When you are talking about the Silk Road http://www.turismocinese.it/itinerari/la-via-della-seta/ we refer to the road that allowed large western empires touching China, through Central Asia. Take that route (which links Xi’an with Istanbul), moving from east to west. Silk started all from China. Over the centuries, the path followed by the merchants has changed, so it is difficult to identify a single itinerary. Whichever route you decide to do, you will need to follow a route of about 6000 km, devoting several months of your life to the gift of that emotion, the encounter with the civilizations that you find along the way. Geography and languages, food and markets, are your chance for an epic journey.
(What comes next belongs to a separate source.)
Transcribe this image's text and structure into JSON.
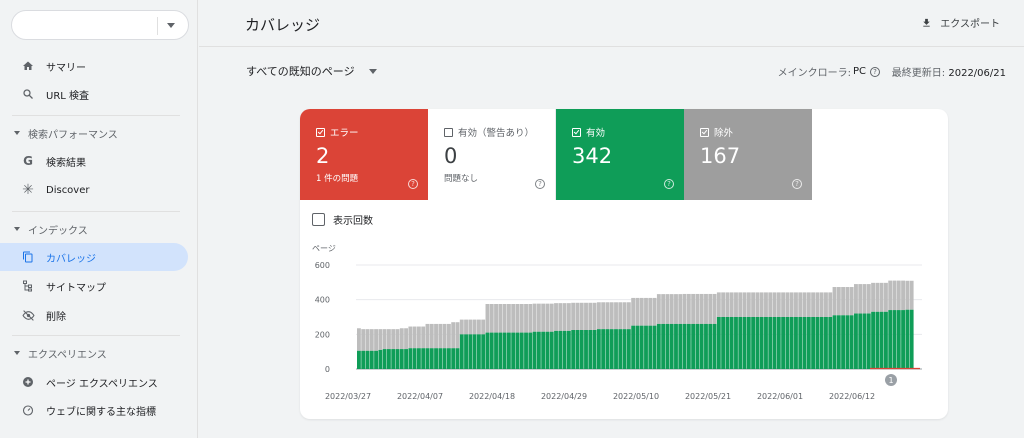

Do not forget one thing: the eastern end of the Silk Road is a funnel. China we know today is a vast territory, but for thousands of years it has failed to expand westward. The difficulty was due to the Tibetan plateau and the Gobi desert. The opening of a passage in the Gansu Corridor, has changed the business expansion opportunities. Xi’an (city from which to travel to the west), is situated at the eastern end of the corridor. With the growth of Islam trips were interrupted for centuries. After the capture of Constantinople, the Turks closed the doors to Western travelers.
The current paths? The first comes under the Caspian Sea. From Xi’an you get to Kashgar (one of the major hubs of the Silk Road), from where you can reach Pakistan and Afghanistan, Tajikistan, Kyrgyzstan and Kazhakstan. You can go to Uzbekistan and Turkmenistan to Iran. If you have little time available, you can use bus or train, linking Tehran to Istanbul. The second route passes through Kazakhstan, from where you can reach Aktau (the city from where a ferry crosses the Caspian Sea). Landed in Azerbaijan can reach Armenia or Georgia, and arrived in Turkey waiting for you in Istanbul. http://www.cnto.org/?s=SILK+ROAD
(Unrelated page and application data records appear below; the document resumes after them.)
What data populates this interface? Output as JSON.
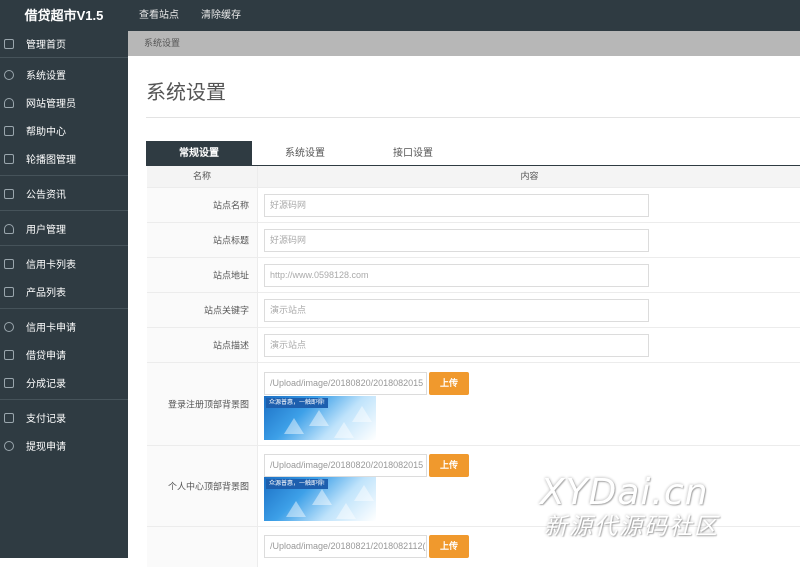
{
  "app": {
    "title": "借贷超市V1.5"
  },
  "topnav": [
    "查看站点",
    "清除缓存"
  ],
  "sidebar": {
    "items": [
      {
        "label": "管理首页",
        "icon": "home-icon"
      },
      {
        "label": "系统设置",
        "icon": "gear-icon"
      },
      {
        "label": "网站管理员",
        "icon": "user-icon"
      },
      {
        "label": "帮助中心",
        "icon": "help-icon"
      },
      {
        "label": "轮播图管理",
        "icon": "image-icon"
      },
      {
        "label": "公告资讯",
        "icon": "news-icon"
      },
      {
        "label": "用户管理",
        "icon": "users-icon"
      },
      {
        "label": "信用卡列表",
        "icon": "grid-icon"
      },
      {
        "label": "产品列表",
        "icon": "square-icon"
      },
      {
        "label": "信用卡申请",
        "icon": "link-icon"
      },
      {
        "label": "借贷申请",
        "icon": "edit-icon"
      },
      {
        "label": "分成记录",
        "icon": "record-icon"
      },
      {
        "label": "支付记录",
        "icon": "pay-icon"
      },
      {
        "label": "提现申请",
        "icon": "withdraw-icon"
      }
    ]
  },
  "breadcrumb": "系统设置",
  "page": {
    "title": "系统设置"
  },
  "tabs": [
    {
      "label": "常规设置",
      "active": true
    },
    {
      "label": "系统设置",
      "active": false
    },
    {
      "label": "接口设置",
      "active": false
    }
  ],
  "table": {
    "headers": [
      "名称",
      "内容"
    ],
    "rows": [
      {
        "label": "站点名称",
        "value": "好源码网"
      },
      {
        "label": "站点标题",
        "value": "好源码网"
      },
      {
        "label": "站点地址",
        "value": "http://www.0598128.com"
      },
      {
        "label": "站点关键字",
        "value": "演示站点"
      },
      {
        "label": "站点描述",
        "value": "演示站点"
      }
    ],
    "uploads": [
      {
        "label": "登录注册顶部背景图",
        "path": "/Upload/image/20180820/2018082015",
        "button": "上传",
        "thumb_tag": "众源普惠，一触即得!"
      },
      {
        "label": "个人中心顶部背景图",
        "path": "/Upload/image/20180820/2018082015",
        "button": "上传",
        "thumb_tag": "众源普惠，一触即得!"
      },
      {
        "label": "",
        "path": "/Upload/image/20180821/2018082112(",
        "button": "上传"
      }
    ]
  },
  "watermark": {
    "line1": "XYDai.cn",
    "line2": "新源代源码社区"
  },
  "colors": {
    "sidebar": "#2f3b42",
    "accent": "#f0992d",
    "crumb": "#b7b7b7"
  }
}
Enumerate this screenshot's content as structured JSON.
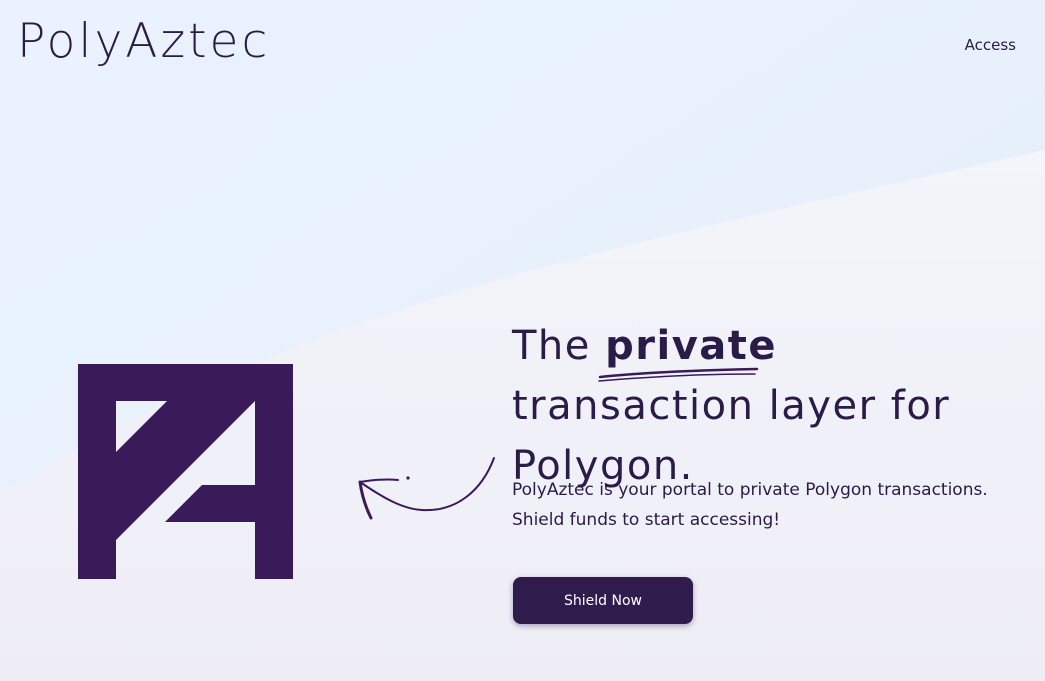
{
  "header": {
    "brand": "PolyAztec",
    "nav_access": "Access"
  },
  "hero": {
    "headline_before": "The",
    "headline_emphasis": "private",
    "headline_after": "transaction layer for Polygon.",
    "description_line1": "PolyAztec is your portal to private Polygon transactions.",
    "description_line2": "Shield funds to start accessing!",
    "cta_label": "Shield Now"
  },
  "icons": {
    "logo": "polyaztec-logo-icon",
    "arrow": "curved-arrow-icon"
  },
  "colors": {
    "brand_purple": "#3b1a5a",
    "text": "#2a1b47",
    "button_bg": "#2f1c4c",
    "bg_top": "#e8f1fb",
    "bg_bottom": "#efeff7"
  }
}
You can see more on MeetingBenches, looking for http://meetingbenches.com/2016/11/landscapes-soul-along-silk-road/